> _ABOUT THIS EXERCISE_
Please copy out each line of the entries in which "Total" appears.

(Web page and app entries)
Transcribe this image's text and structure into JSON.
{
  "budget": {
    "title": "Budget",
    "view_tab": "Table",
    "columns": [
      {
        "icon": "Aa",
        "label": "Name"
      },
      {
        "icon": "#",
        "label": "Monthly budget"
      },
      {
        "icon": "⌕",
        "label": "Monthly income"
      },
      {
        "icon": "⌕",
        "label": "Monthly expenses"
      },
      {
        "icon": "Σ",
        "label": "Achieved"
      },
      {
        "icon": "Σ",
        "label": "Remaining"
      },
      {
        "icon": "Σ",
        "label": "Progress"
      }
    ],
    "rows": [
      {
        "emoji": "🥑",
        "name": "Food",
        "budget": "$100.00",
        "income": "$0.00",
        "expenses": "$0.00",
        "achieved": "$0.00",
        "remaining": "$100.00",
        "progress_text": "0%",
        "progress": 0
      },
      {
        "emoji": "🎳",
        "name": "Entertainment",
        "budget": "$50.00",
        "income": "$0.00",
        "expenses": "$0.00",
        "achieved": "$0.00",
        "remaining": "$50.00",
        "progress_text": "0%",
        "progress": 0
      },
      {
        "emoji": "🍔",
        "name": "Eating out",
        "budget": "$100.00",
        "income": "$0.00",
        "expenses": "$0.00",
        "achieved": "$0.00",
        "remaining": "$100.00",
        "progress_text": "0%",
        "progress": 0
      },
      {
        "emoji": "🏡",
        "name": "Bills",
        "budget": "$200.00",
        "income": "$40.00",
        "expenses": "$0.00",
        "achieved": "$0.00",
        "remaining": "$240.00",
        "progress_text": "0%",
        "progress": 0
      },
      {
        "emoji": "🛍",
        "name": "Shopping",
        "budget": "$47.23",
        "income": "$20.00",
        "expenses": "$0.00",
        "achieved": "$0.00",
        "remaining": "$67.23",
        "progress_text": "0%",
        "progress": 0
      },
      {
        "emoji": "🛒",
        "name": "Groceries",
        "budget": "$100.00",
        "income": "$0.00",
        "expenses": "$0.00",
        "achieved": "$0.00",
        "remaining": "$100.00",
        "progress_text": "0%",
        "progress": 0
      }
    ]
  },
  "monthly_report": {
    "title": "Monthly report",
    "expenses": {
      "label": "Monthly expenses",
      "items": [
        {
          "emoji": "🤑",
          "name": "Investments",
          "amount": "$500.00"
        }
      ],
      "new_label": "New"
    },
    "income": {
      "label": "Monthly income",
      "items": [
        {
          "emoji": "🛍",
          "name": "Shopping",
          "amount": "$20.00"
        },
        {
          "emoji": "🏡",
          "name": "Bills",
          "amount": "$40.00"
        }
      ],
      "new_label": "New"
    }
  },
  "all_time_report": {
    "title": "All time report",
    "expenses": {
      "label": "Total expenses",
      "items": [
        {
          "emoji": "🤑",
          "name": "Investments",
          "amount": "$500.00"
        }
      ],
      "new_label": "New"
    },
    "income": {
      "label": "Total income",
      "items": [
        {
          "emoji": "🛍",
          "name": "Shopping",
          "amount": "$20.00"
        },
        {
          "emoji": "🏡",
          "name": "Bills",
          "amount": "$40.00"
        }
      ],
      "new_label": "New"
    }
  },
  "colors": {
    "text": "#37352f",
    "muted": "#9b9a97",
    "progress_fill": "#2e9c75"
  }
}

> _PROBLEM SOLUTION_
      "label": "Total expenses",
      "label": "Total income",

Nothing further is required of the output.